  41. PERSON:
    Safe Environment- WBC/ Immunocompetence
    • generally decreased bc T-lymphocytes and antibody production is decreased
    • response to infection is decreased
    • increase in reoccurrence of dormant viruses. ie TB or Herpes Zoster
  42. PERSON:
    Safe Environment- Skin Integrity and Hygiene
    • Hygiene must be maintained in the OA bc they have poor skin integrity
    • their skin is less elastic and more dry
    • it bruises and tears easily
    • it is slow to heal
  43. PERSON:
    Oxygen-Normal Vital Signs
    • RR: increase 12-24
    • Max HR: decrease120
    • O2Sat: decrease94%
    • BP: increase 160/90
  44. PERSON:
    Oxygen- Respiratory Changes
    • OA lose lung elasticity so they cannot inflate and deflate completely
    • coughing is difficult due to the weakened diaphragm and auxiliary muscles
    • breathing is more difficult if kyphosis is present
    • often they are "barrel chested" which is an increase in the AP diameter
  45. PERSON:
    Oxygen- Cardiovascular Changes
    • force of the myocardium contraction decreases
    • cardiac output decreasesheart muscle decreases
    • fatigue and SOB increase
    • HR is slow to react to stress
    • more time is needed to recover from tachycardia
    • vascular resistance increases
    • blood vessels become rigid
    • circulation to the periphery slows and is recognized in cold hands and feet
  46. PERSON:
    Nutrition- Requirment for OA
    • increased need for calcium, vit a and vit c
    • decrease in calories due to the change in lifestyle
    • require soft foods due to the lack of teeth
    • require high fiber to avoid constipation
  47. PERSON:
    Nutrition- Fluid Balance Requirements
    • require more fluids bc they are at a higher risk for dehydration and electrolyte balance
    • might have to be limited due to diuretics, limited mobility and decreased bladder capacity
  48. PERSON:
    Nutrition- Decreased Quality of Nutrition bc
    • there is a decrease in the sense of taste and smell
    • they cant purchase food due to limited income, no transportation ot the inability to carry bags
    • loneliness or depression
    • physically or cognitively incapable of preparing food
    • no place to store or prepare meals
  49. PERSON:
    Nutrition- Potential Changes
    • OA may get inadequate protein bc they cant chew meat; or there is too much fat in their diet
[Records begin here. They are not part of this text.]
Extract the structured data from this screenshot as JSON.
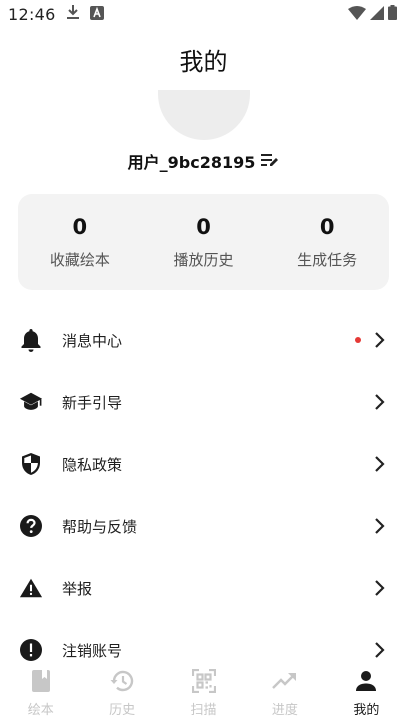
{
  "status_bar": {
    "time": "12:46"
  },
  "header": {
    "title": "我的"
  },
  "profile": {
    "username": "用户_9bc28195"
  },
  "stats": [
    {
      "value": "0",
      "label": "收藏绘本"
    },
    {
      "value": "0",
      "label": "播放历史"
    },
    {
      "value": "0",
      "label": "生成任务"
    }
  ],
  "menu": {
    "items": [
      {
        "label": "消息中心",
        "icon": "bell-icon",
        "badge": "unread-dot"
      },
      {
        "label": "新手引导",
        "icon": "graduation-cap-icon"
      },
      {
        "label": "隐私政策",
        "icon": "shield-icon"
      },
      {
        "label": "帮助与反馈",
        "icon": "help-icon"
      },
      {
        "label": "举报",
        "icon": "warning-icon"
      },
      {
        "label": "注销账号",
        "icon": "alert-circle-icon"
      }
    ]
  },
  "bottom_nav": {
    "items": [
      {
        "label": "绘本",
        "icon": "book-icon"
      },
      {
        "label": "历史",
        "icon": "history-icon"
      },
      {
        "label": "扫描",
        "icon": "scan-icon"
      },
      {
        "label": "进度",
        "icon": "trending-icon"
      },
      {
        "label": "我的",
        "icon": "person-icon",
        "active": true
      }
    ]
  },
  "colors": {
    "accent_dot": "#e53935",
    "card_bg": "#f3f3f3",
    "inactive_nav": "#c7c7c7"
  }
}
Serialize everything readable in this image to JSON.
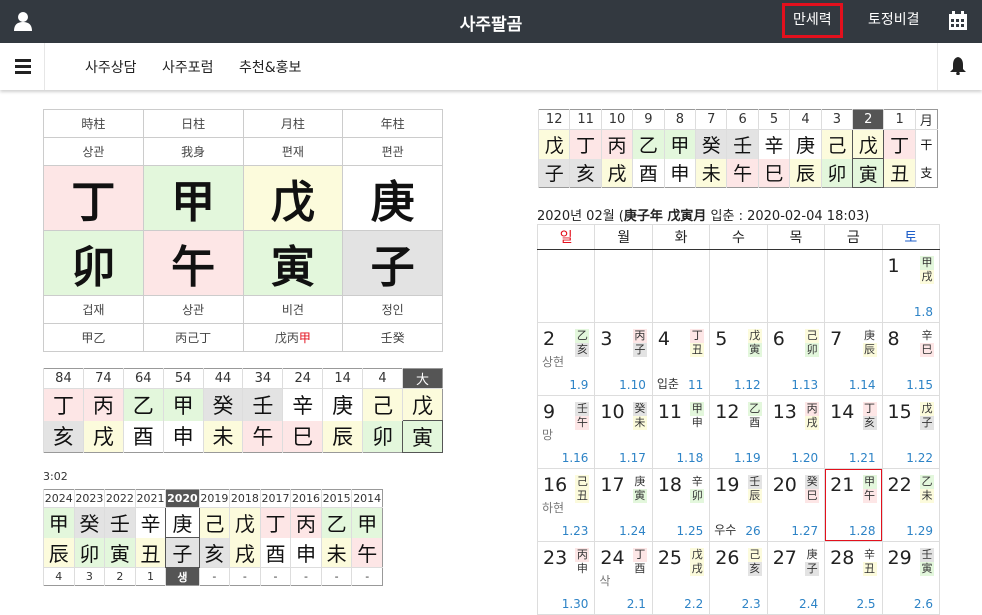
{
  "header": {
    "title": "사주팔곰",
    "nav": [
      "만세력",
      "토정비결"
    ],
    "user_icon": "user-icon",
    "calendar_icon": "calendar-icon"
  },
  "subnav": {
    "items": [
      "사주상담",
      "사주포럼",
      "추천&홍보"
    ]
  },
  "pillars": {
    "headers": [
      "時柱",
      "日柱",
      "月柱",
      "年柱"
    ],
    "ten_gods_top": [
      "상관",
      "我身",
      "편재",
      "편관"
    ],
    "stems": [
      "丁",
      "甲",
      "戊",
      "庚"
    ],
    "branches": [
      "卯",
      "午",
      "寅",
      "子"
    ],
    "ten_gods_bottom": [
      "겁재",
      "상관",
      "비견",
      "정인"
    ],
    "hidden": [
      "甲乙",
      "丙己丁",
      "戊丙",
      "壬癸"
    ],
    "hidden_red": [
      "",
      "",
      "甲",
      ""
    ]
  },
  "daeun": {
    "ages": [
      "84",
      "74",
      "64",
      "54",
      "44",
      "34",
      "24",
      "14",
      "4",
      "大"
    ],
    "stems": [
      "丁",
      "丙",
      "乙",
      "甲",
      "癸",
      "壬",
      "辛",
      "庚",
      "己",
      "戊"
    ],
    "branches": [
      "亥",
      "戌",
      "酉",
      "申",
      "未",
      "午",
      "巳",
      "辰",
      "卯",
      "寅"
    ]
  },
  "seun": {
    "corner": "3:02",
    "years": [
      "2024",
      "2023",
      "2022",
      "2021",
      "2020",
      "2019",
      "2018",
      "2017",
      "2016",
      "2015",
      "2014"
    ],
    "stems": [
      "甲",
      "癸",
      "壬",
      "辛",
      "庚",
      "己",
      "戊",
      "丁",
      "丙",
      "乙",
      "甲"
    ],
    "branches": [
      "辰",
      "卯",
      "寅",
      "丑",
      "子",
      "亥",
      "戌",
      "酉",
      "申",
      "未",
      "午"
    ],
    "ages": [
      "4",
      "3",
      "2",
      "1",
      "생",
      "-",
      "-",
      "-",
      "-",
      "-",
      "-"
    ]
  },
  "wolun": {
    "months": [
      "12",
      "11",
      "10",
      "9",
      "8",
      "7",
      "6",
      "5",
      "4",
      "3",
      "2",
      "1",
      "月"
    ],
    "stems": [
      "戊",
      "丁",
      "丙",
      "乙",
      "甲",
      "癸",
      "壬",
      "辛",
      "庚",
      "己",
      "戊",
      "丁",
      "干"
    ],
    "branches": [
      "子",
      "亥",
      "戌",
      "酉",
      "申",
      "未",
      "午",
      "巳",
      "辰",
      "卯",
      "寅",
      "丑",
      "支"
    ]
  },
  "calendar": {
    "month_prefix": "2020년 02월 (",
    "month_gz": "庚子年 戊寅月",
    "month_suffix": " 입춘 : 2020-02-04 18:03)",
    "weekdays": [
      "일",
      "월",
      "화",
      "수",
      "목",
      "금",
      "토"
    ],
    "colors": {
      "sunday": "#e3101d",
      "saturday": "#1f5fc9",
      "lunar": "#2d83c6",
      "today_border": "#e3101d"
    },
    "weeks": [
      [
        null,
        null,
        null,
        null,
        null,
        null,
        {
          "d": "1",
          "g": "甲戌",
          "l": "1.8"
        }
      ],
      [
        {
          "d": "2",
          "g": "乙亥",
          "l": "1.9",
          "p": "상현"
        },
        {
          "d": "3",
          "g": "丙子",
          "l": "1.10"
        },
        {
          "d": "4",
          "g": "丁丑",
          "l": "11",
          "t": "입춘"
        },
        {
          "d": "5",
          "g": "戊寅",
          "l": "1.12"
        },
        {
          "d": "6",
          "g": "己卯",
          "l": "1.13"
        },
        {
          "d": "7",
          "g": "庚辰",
          "l": "1.14"
        },
        {
          "d": "8",
          "g": "辛巳",
          "l": "1.15"
        }
      ],
      [
        {
          "d": "9",
          "g": "壬午",
          "l": "1.16",
          "p": "망"
        },
        {
          "d": "10",
          "g": "癸未",
          "l": "1.17"
        },
        {
          "d": "11",
          "g": "甲申",
          "l": "1.18"
        },
        {
          "d": "12",
          "g": "乙酉",
          "l": "1.19"
        },
        {
          "d": "13",
          "g": "丙戌",
          "l": "1.20"
        },
        {
          "d": "14",
          "g": "丁亥",
          "l": "1.21"
        },
        {
          "d": "15",
          "g": "戊子",
          "l": "1.22"
        }
      ],
      [
        {
          "d": "16",
          "g": "己丑",
          "l": "1.23",
          "p": "하현"
        },
        {
          "d": "17",
          "g": "庚寅",
          "l": "1.24"
        },
        {
          "d": "18",
          "g": "辛卯",
          "l": "1.25"
        },
        {
          "d": "19",
          "g": "壬辰",
          "l": "26",
          "t": "우수"
        },
        {
          "d": "20",
          "g": "癸巳",
          "l": "1.27"
        },
        {
          "d": "21",
          "g": "甲午",
          "l": "1.28",
          "today": true
        },
        {
          "d": "22",
          "g": "乙未",
          "l": "1.29"
        }
      ],
      [
        {
          "d": "23",
          "g": "丙申",
          "l": "1.30"
        },
        {
          "d": "24",
          "g": "丁酉",
          "l": "2.1",
          "p": "삭"
        },
        {
          "d": "25",
          "g": "戊戌",
          "l": "2.2"
        },
        {
          "d": "26",
          "g": "己亥",
          "l": "2.3"
        },
        {
          "d": "27",
          "g": "庚子",
          "l": "2.4"
        },
        {
          "d": "28",
          "g": "辛丑",
          "l": "2.5"
        },
        {
          "d": "29",
          "g": "壬寅",
          "l": "2.6"
        }
      ]
    ]
  }
}
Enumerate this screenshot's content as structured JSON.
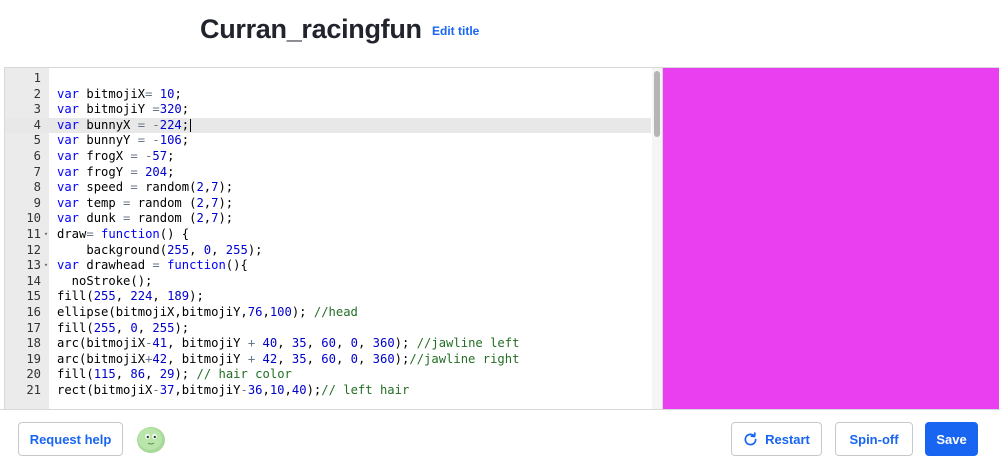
{
  "header": {
    "title": "Curran_racingfun",
    "edit_title_label": "Edit title"
  },
  "editor": {
    "active_line": 4,
    "lines": [
      {
        "num": "1",
        "fold": false,
        "tokens": []
      },
      {
        "num": "2",
        "fold": false,
        "tokens": [
          [
            "kw",
            "var"
          ],
          [
            "t",
            " bitmojiX"
          ],
          [
            "op",
            "="
          ],
          [
            "t",
            " "
          ],
          [
            "num",
            "10"
          ],
          [
            "t",
            ";"
          ]
        ]
      },
      {
        "num": "3",
        "fold": false,
        "tokens": [
          [
            "kw",
            "var"
          ],
          [
            "t",
            " bitmojiY "
          ],
          [
            "op",
            "="
          ],
          [
            "num",
            "320"
          ],
          [
            "t",
            ";"
          ]
        ]
      },
      {
        "num": "4",
        "fold": false,
        "cursor": true,
        "tokens": [
          [
            "kw",
            "var"
          ],
          [
            "t",
            " bunnyX "
          ],
          [
            "op",
            "="
          ],
          [
            "t",
            " "
          ],
          [
            "op",
            "-"
          ],
          [
            "num",
            "224"
          ],
          [
            "t",
            ";"
          ]
        ]
      },
      {
        "num": "5",
        "fold": false,
        "tokens": [
          [
            "kw",
            "var"
          ],
          [
            "t",
            " bunnyY "
          ],
          [
            "op",
            "="
          ],
          [
            "t",
            " "
          ],
          [
            "op",
            "-"
          ],
          [
            "num",
            "106"
          ],
          [
            "t",
            ";"
          ]
        ]
      },
      {
        "num": "6",
        "fold": false,
        "tokens": [
          [
            "kw",
            "var"
          ],
          [
            "t",
            " frogX "
          ],
          [
            "op",
            "="
          ],
          [
            "t",
            " "
          ],
          [
            "op",
            "-"
          ],
          [
            "num",
            "57"
          ],
          [
            "t",
            ";"
          ]
        ]
      },
      {
        "num": "7",
        "fold": false,
        "tokens": [
          [
            "kw",
            "var"
          ],
          [
            "t",
            " frogY "
          ],
          [
            "op",
            "="
          ],
          [
            "t",
            " "
          ],
          [
            "num",
            "204"
          ],
          [
            "t",
            ";"
          ]
        ]
      },
      {
        "num": "8",
        "fold": false,
        "tokens": [
          [
            "kw",
            "var"
          ],
          [
            "t",
            " speed "
          ],
          [
            "op",
            "="
          ],
          [
            "t",
            " random("
          ],
          [
            "num",
            "2"
          ],
          [
            "t",
            ","
          ],
          [
            "num",
            "7"
          ],
          [
            "t",
            ");"
          ]
        ]
      },
      {
        "num": "9",
        "fold": false,
        "tokens": [
          [
            "kw",
            "var"
          ],
          [
            "t",
            " temp "
          ],
          [
            "op",
            "="
          ],
          [
            "t",
            " random ("
          ],
          [
            "num",
            "2"
          ],
          [
            "t",
            ","
          ],
          [
            "num",
            "7"
          ],
          [
            "t",
            ");"
          ]
        ]
      },
      {
        "num": "10",
        "fold": false,
        "tokens": [
          [
            "kw",
            "var"
          ],
          [
            "t",
            " dunk "
          ],
          [
            "op",
            "="
          ],
          [
            "t",
            " random ("
          ],
          [
            "num",
            "2"
          ],
          [
            "t",
            ","
          ],
          [
            "num",
            "7"
          ],
          [
            "t",
            ");"
          ]
        ]
      },
      {
        "num": "11",
        "fold": true,
        "tokens": [
          [
            "t",
            "draw"
          ],
          [
            "op",
            "="
          ],
          [
            "t",
            " "
          ],
          [
            "kw",
            "function"
          ],
          [
            "t",
            "() {"
          ]
        ]
      },
      {
        "num": "12",
        "fold": false,
        "tokens": [
          [
            "t",
            "    background("
          ],
          [
            "num",
            "255"
          ],
          [
            "t",
            ", "
          ],
          [
            "num",
            "0"
          ],
          [
            "t",
            ", "
          ],
          [
            "num",
            "255"
          ],
          [
            "t",
            ");"
          ]
        ]
      },
      {
        "num": "13",
        "fold": true,
        "tokens": [
          [
            "kw",
            "var"
          ],
          [
            "t",
            " drawhead "
          ],
          [
            "op",
            "="
          ],
          [
            "t",
            " "
          ],
          [
            "kw",
            "function"
          ],
          [
            "t",
            "(){"
          ]
        ]
      },
      {
        "num": "14",
        "fold": false,
        "tokens": [
          [
            "t",
            "  noStroke();"
          ]
        ]
      },
      {
        "num": "15",
        "fold": false,
        "tokens": [
          [
            "t",
            "fill("
          ],
          [
            "num",
            "255"
          ],
          [
            "t",
            ", "
          ],
          [
            "num",
            "224"
          ],
          [
            "t",
            ", "
          ],
          [
            "num",
            "189"
          ],
          [
            "t",
            ");"
          ]
        ]
      },
      {
        "num": "16",
        "fold": false,
        "tokens": [
          [
            "t",
            "ellipse(bitmojiX,bitmojiY,"
          ],
          [
            "num",
            "76"
          ],
          [
            "t",
            ","
          ],
          [
            "num",
            "100"
          ],
          [
            "t",
            ");"
          ],
          [
            "t",
            " "
          ],
          [
            "cm",
            "//head"
          ]
        ]
      },
      {
        "num": "17",
        "fold": false,
        "tokens": [
          [
            "t",
            "fill("
          ],
          [
            "num",
            "255"
          ],
          [
            "t",
            ", "
          ],
          [
            "num",
            "0"
          ],
          [
            "t",
            ", "
          ],
          [
            "num",
            "255"
          ],
          [
            "t",
            ");"
          ]
        ]
      },
      {
        "num": "18",
        "fold": false,
        "tokens": [
          [
            "t",
            "arc(bitmojiX"
          ],
          [
            "op",
            "-"
          ],
          [
            "num",
            "41"
          ],
          [
            "t",
            ", bitmojiY "
          ],
          [
            "op",
            "+"
          ],
          [
            "t",
            " "
          ],
          [
            "num",
            "40"
          ],
          [
            "t",
            ", "
          ],
          [
            "num",
            "35"
          ],
          [
            "t",
            ", "
          ],
          [
            "num",
            "60"
          ],
          [
            "t",
            ", "
          ],
          [
            "num",
            "0"
          ],
          [
            "t",
            ", "
          ],
          [
            "num",
            "360"
          ],
          [
            "t",
            ");"
          ],
          [
            "t",
            " "
          ],
          [
            "cm",
            "//jawline left"
          ]
        ]
      },
      {
        "num": "19",
        "fold": false,
        "tokens": [
          [
            "t",
            "arc(bitmojiX"
          ],
          [
            "op",
            "+"
          ],
          [
            "num",
            "42"
          ],
          [
            "t",
            ", bitmojiY "
          ],
          [
            "op",
            "+"
          ],
          [
            "t",
            " "
          ],
          [
            "num",
            "42"
          ],
          [
            "t",
            ", "
          ],
          [
            "num",
            "35"
          ],
          [
            "t",
            ", "
          ],
          [
            "num",
            "60"
          ],
          [
            "t",
            ", "
          ],
          [
            "num",
            "0"
          ],
          [
            "t",
            ", "
          ],
          [
            "num",
            "360"
          ],
          [
            "t",
            ");"
          ],
          [
            "cm",
            "//jawline right"
          ]
        ]
      },
      {
        "num": "20",
        "fold": false,
        "tokens": [
          [
            "t",
            "fill("
          ],
          [
            "num",
            "115"
          ],
          [
            "t",
            ", "
          ],
          [
            "num",
            "86"
          ],
          [
            "t",
            ", "
          ],
          [
            "num",
            "29"
          ],
          [
            "t",
            ");"
          ],
          [
            "t",
            " "
          ],
          [
            "cm",
            "// hair color"
          ]
        ]
      },
      {
        "num": "21",
        "fold": false,
        "tokens": [
          [
            "t",
            "rect(bitmojiX"
          ],
          [
            "op",
            "-"
          ],
          [
            "num",
            "37"
          ],
          [
            "t",
            ",bitmojiY"
          ],
          [
            "op",
            "-"
          ],
          [
            "num",
            "36"
          ],
          [
            "t",
            ","
          ],
          [
            "num",
            "10"
          ],
          [
            "t",
            ","
          ],
          [
            "num",
            "40"
          ],
          [
            "t",
            ");"
          ],
          [
            "cm",
            "// left hair"
          ]
        ]
      }
    ]
  },
  "canvas": {
    "background": "#ea3ff0"
  },
  "footer": {
    "request_help_label": "Request help",
    "avatar_icon": "green-blob-avatar-icon",
    "restart_label": "Restart",
    "restart_icon": "restart-icon",
    "spinoff_label": "Spin-off",
    "save_label": "Save"
  },
  "colors": {
    "accent": "#1865f2",
    "canvas": "#ea3ff0"
  }
}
    • OA tend to use to much salt and sugar to compensate for their diminished sense of taste
    • vitamen intake decreases if they are not shopping for fruits and veggies
  50. Community Agencies that assist OA include:
    • home health care
    • hospice
    • day/respite/long term care
    • housing shelter assistance
    • seniors transport
    • retirement/ assisted living facities
    • church groups
  51. Coping Mechanisms for emotional transition into retirement:
    • Life Review
    • Remineiscence